━━━━━ Records shown ━━━━━

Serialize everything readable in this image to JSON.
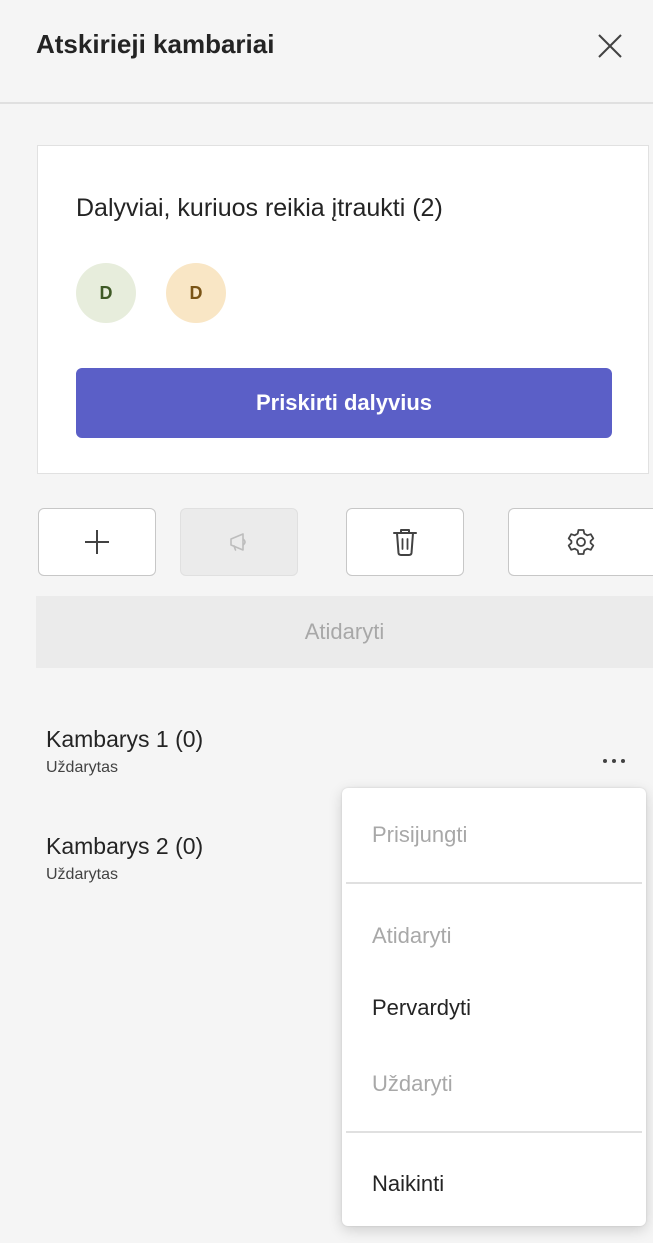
{
  "panel": {
    "title": "Atskirieji kambariai",
    "close_icon": "close-icon"
  },
  "participants_card": {
    "heading": "Dalyviai, kuriuos reikia įtraukti (2)",
    "avatars": [
      {
        "initial": "D",
        "bg_color": "#e7eddc",
        "text_color": "#3f5a26"
      },
      {
        "initial": "D",
        "bg_color": "#f9e6c5",
        "text_color": "#7a5416"
      }
    ],
    "assign_button_label": "Priskirti dalyvius"
  },
  "toolbar": {
    "buttons": [
      {
        "icon": "plus-icon",
        "enabled": true
      },
      {
        "icon": "megaphone-icon",
        "enabled": false
      },
      {
        "icon": "trash-icon",
        "enabled": true
      },
      {
        "icon": "gear-icon",
        "enabled": true
      }
    ]
  },
  "open_button_label": "Atidaryti",
  "rooms": [
    {
      "name": "Kambarys 1 (0)",
      "status": "Uždarytas"
    },
    {
      "name": "Kambarys 2 (0)",
      "status": "Uždarytas"
    }
  ],
  "more_options_icon": "more-horizontal-icon",
  "context_menu": {
    "items": [
      {
        "label": "Prisijungti",
        "enabled": false
      },
      {
        "label": "Atidaryti",
        "enabled": false
      },
      {
        "label": "Pervardyti",
        "enabled": true
      },
      {
        "label": "Uždaryti",
        "enabled": false
      },
      {
        "label": "Naikinti",
        "enabled": true
      }
    ]
  },
  "colors": {
    "accent": "#5b5fc7",
    "panel_bg": "#f5f5f5",
    "card_bg": "#ffffff",
    "disabled_text": "#a8a8a8"
  }
}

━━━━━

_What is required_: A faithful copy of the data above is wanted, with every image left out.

_Written response_:
Serialize everything readable in this image to JSON.
{
  "panel": {
    "title": "Atskirieji kambariai",
    "close_icon": "close-icon"
  },
  "participants_card": {
    "heading": "Dalyviai, kuriuos reikia įtraukti (2)",
    "avatars": [
      {
        "initial": "D",
        "bg_color": "#e7eddc",
        "text_color": "#3f5a26"
      },
      {
        "initial": "D",
        "bg_color": "#f9e6c5",
        "text_color": "#7a5416"
      }
    ],
    "assign_button_label": "Priskirti dalyvius"
  },
  "toolbar": {
    "buttons": [
      {
        "icon": "plus-icon",
        "enabled": true
      },
      {
        "icon": "megaphone-icon",
        "enabled": false
      },
      {
        "icon": "trash-icon",
        "enabled": true
      },
      {
        "icon": "gear-icon",
        "enabled": true
      }
    ]
  },
  "open_button_label": "Atidaryti",
  "rooms": [
    {
      "name": "Kambarys 1 (0)",
      "status": "Uždarytas"
    },
    {
      "name": "Kambarys 2 (0)",
      "status": "Uždarytas"
    }
  ],
  "more_options_icon": "more-horizontal-icon",
  "context_menu": {
    "items": [
      {
        "label": "Prisijungti",
        "enabled": false
      },
      {
        "label": "Atidaryti",
        "enabled": false
      },
      {
        "label": "Pervardyti",
        "enabled": true
      },
      {
        "label": "Uždaryti",
        "enabled": false
      },
      {
        "label": "Naikinti",
        "enabled": true
      }
    ]
  },
  "colors": {
    "accent": "#5b5fc7",
    "panel_bg": "#f5f5f5",
    "card_bg": "#ffffff",
    "disabled_text": "#a8a8a8"
  }
}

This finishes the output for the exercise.